In Mary Shelley's novel Frankenstein, Victor Frankenstein is in love with Elizabeth Lavenza. The question at hand asks if the love Victor had for her is selfish or not. I, for one, would say no.
I do not think that Victor's love for her is selfish based upon the fact of his falling in love with her at such a young age. He recalls the fact that his mother wished for them to be married.
"My children," she said, "my firmest hopes of future happiness were placed on the prospect of your union. This expectation will now be the consolation of your father. Elizabeth, my love, you must supply my place to my younger children.
Victor, loving his mother very much, looked upon this death-bed wish with a honest heart. It was Elizabeth's actions later that seemed to solidify his feelings for her.

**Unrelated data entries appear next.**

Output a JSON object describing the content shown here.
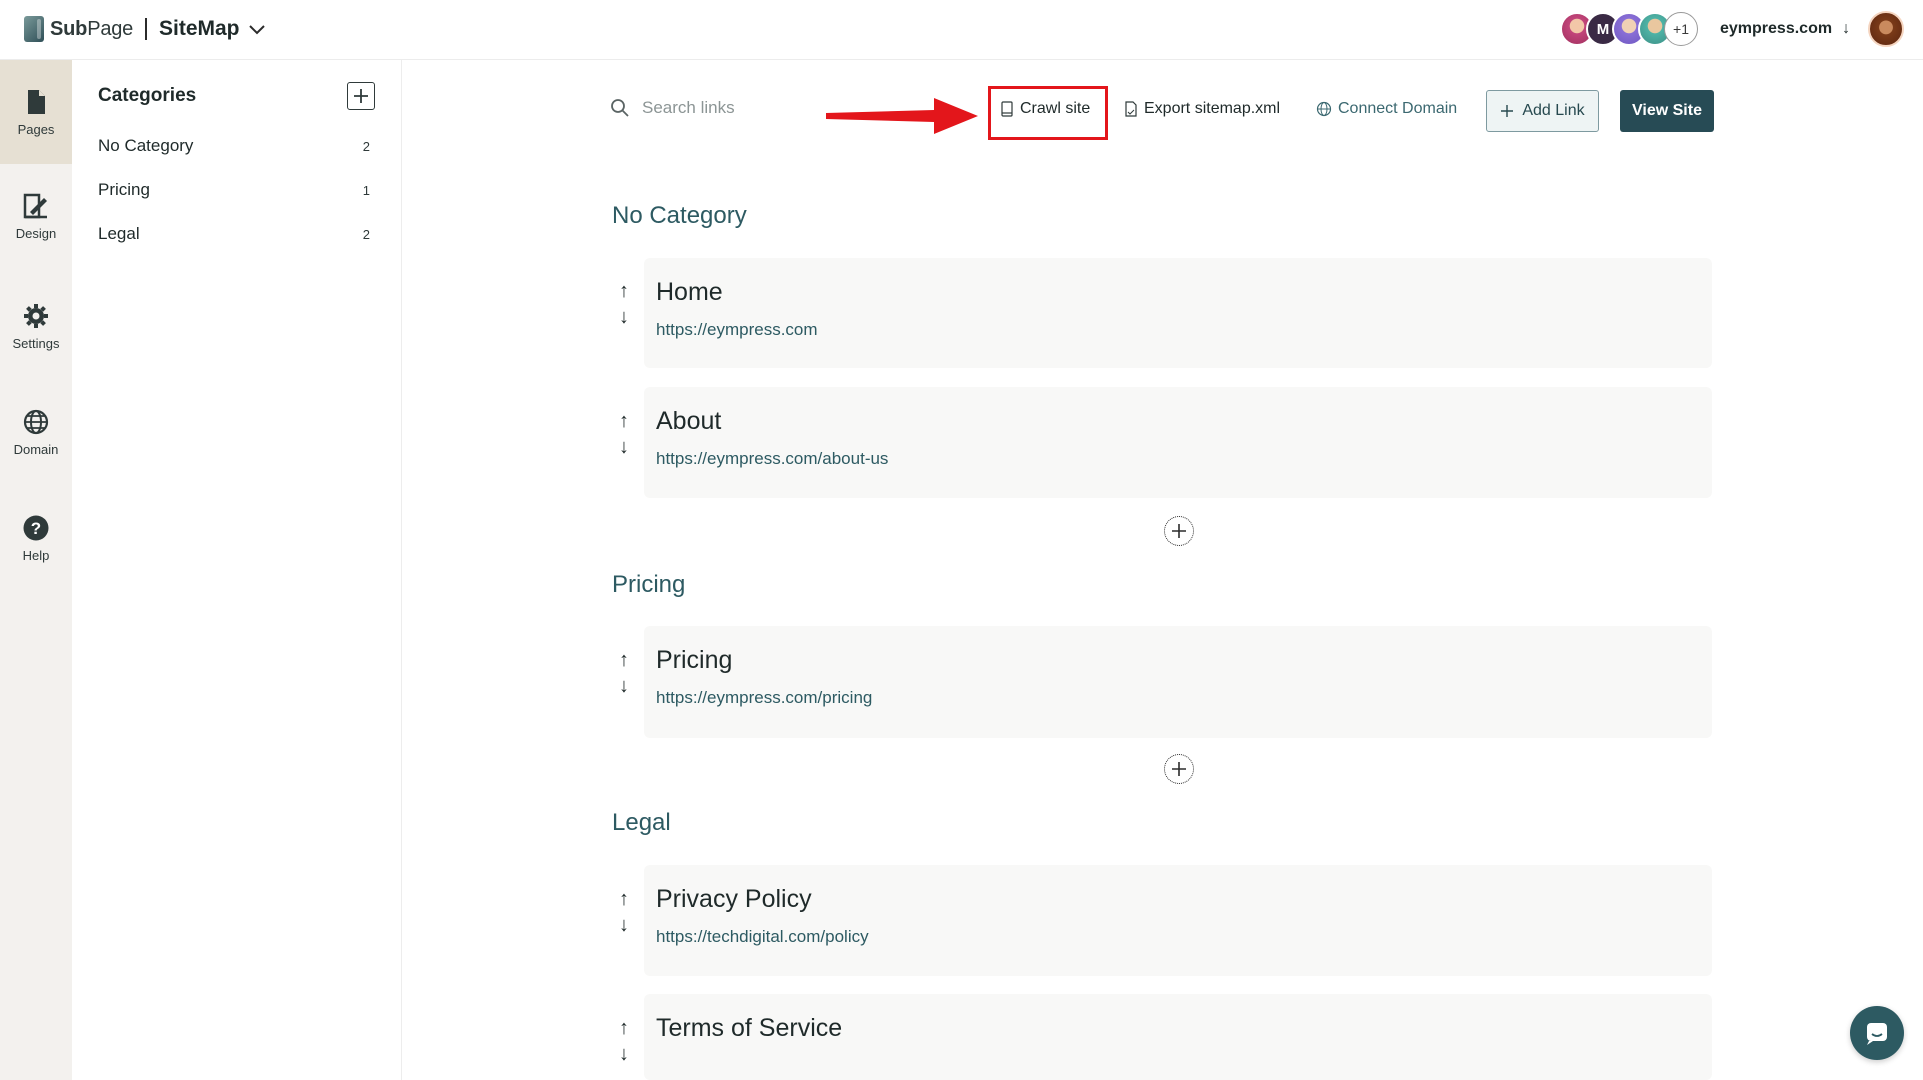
{
  "header": {
    "logo_light": "Sub",
    "logo_rest": "Page",
    "page_title": "SiteMap",
    "avatar_m": "M",
    "avatar_more": "+1",
    "domain": "eympress.com",
    "domain_arrow": "↓"
  },
  "rail": {
    "items": [
      {
        "label": "Pages",
        "icon": "pages-icon",
        "active": true
      },
      {
        "label": "Design",
        "icon": "design-icon"
      },
      {
        "label": "Settings",
        "icon": "gear-icon"
      },
      {
        "label": "Domain",
        "icon": "globe-icon"
      },
      {
        "label": "Help",
        "icon": "help-icon"
      }
    ]
  },
  "categories": {
    "title": "Categories",
    "items": [
      {
        "label": "No Category",
        "count": "2"
      },
      {
        "label": "Pricing",
        "count": "1"
      },
      {
        "label": "Legal",
        "count": "2"
      }
    ]
  },
  "toolbar": {
    "search_placeholder": "Search links",
    "crawl": "Crawl site",
    "export": "Export sitemap.xml",
    "connect": "Connect Domain",
    "add_link": "Add Link",
    "view_site": "View Site"
  },
  "sections": [
    {
      "title": "No Category",
      "links": [
        {
          "title": "Home",
          "url": "https://eympress.com"
        },
        {
          "title": "About",
          "url": "https://eympress.com/about-us"
        }
      ]
    },
    {
      "title": "Pricing",
      "links": [
        {
          "title": "Pricing",
          "url": "https://eympress.com/pricing"
        }
      ]
    },
    {
      "title": "Legal",
      "links": [
        {
          "title": "Privacy Policy",
          "url": "https://techdigital.com/policy"
        },
        {
          "title": "Terms of Service",
          "url": ""
        }
      ]
    }
  ],
  "arrows": {
    "up": "↑",
    "down": "↓"
  },
  "colors": {
    "accent": "#274b55",
    "highlight": "#e3161b",
    "link": "#2d5a62"
  }
}
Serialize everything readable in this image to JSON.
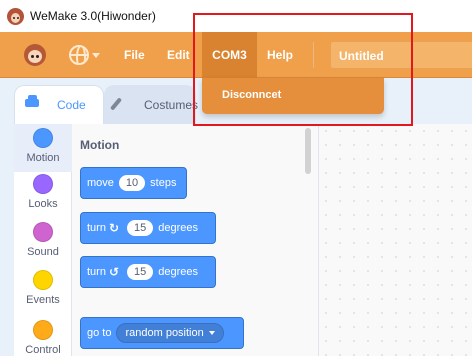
{
  "window": {
    "title": "WeMake 3.0(Hiwonder)"
  },
  "menubar": {
    "items": {
      "file": "File",
      "edit": "Edit",
      "port": "COM3",
      "help": "Help"
    },
    "project_title": "Untitled"
  },
  "port_menu": {
    "items": [
      "Disconncet"
    ]
  },
  "tabs": {
    "code": "Code",
    "costumes": "Costumes"
  },
  "categories": [
    {
      "label": "Motion",
      "color": "#4c97ff"
    },
    {
      "label": "Looks",
      "color": "#9966ff"
    },
    {
      "label": "Sound",
      "color": "#cf63cf"
    },
    {
      "label": "Events",
      "color": "#ffd500"
    },
    {
      "label": "Control",
      "color": "#ffab19"
    }
  ],
  "palette": {
    "section_title": "Motion",
    "blocks": {
      "move": {
        "prefix": "move",
        "value": "10",
        "suffix": "steps"
      },
      "turn_right": {
        "prefix": "turn",
        "icon": "rotate-right-icon",
        "value": "15",
        "suffix": "degrees"
      },
      "turn_left": {
        "prefix": "turn",
        "icon": "rotate-left-icon",
        "value": "15",
        "suffix": "degrees"
      },
      "goto": {
        "prefix": "go to",
        "option": "random position"
      }
    }
  },
  "colors": {
    "menubar": "#f0a04a",
    "highlight": "#e1191f",
    "motion": "#4c97ff"
  }
}
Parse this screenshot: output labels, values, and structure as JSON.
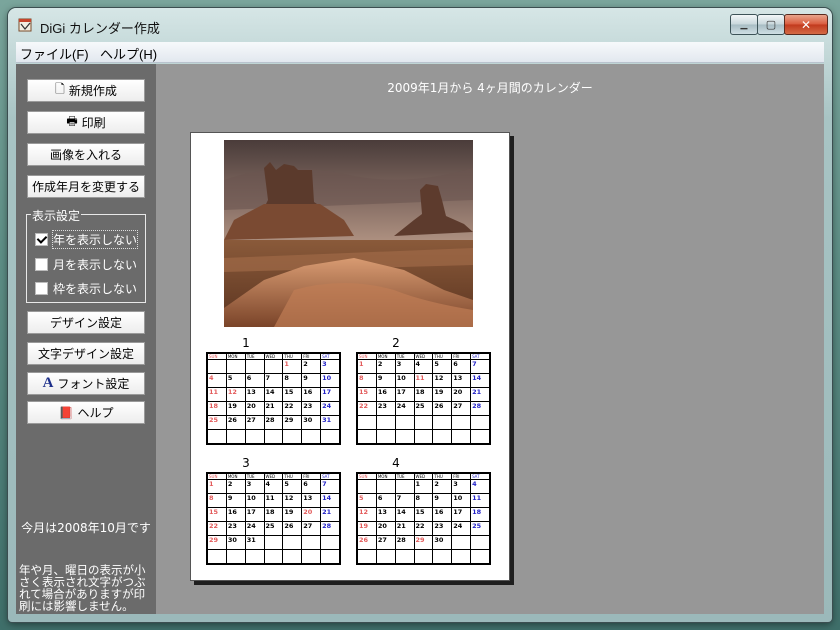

She indeed veiled her grief, and strove to act the comforter to us all. She looked steadily on life, and assumed its duties with courage and zeal. She devoted herself to those whom she had been taught to call her uncle and cousins. Never was she so enchanting as at this time when she recalled the sunshine of her smiles and spent them upon us. She forgot even her own regret in her endeavours to make us forget.
Therefore, I cannot believe that the love Victor has for Elizabeth is selfish. If anything, his love inspired by what he learned from a very different place--it was inspired by what he learned of love from his mother.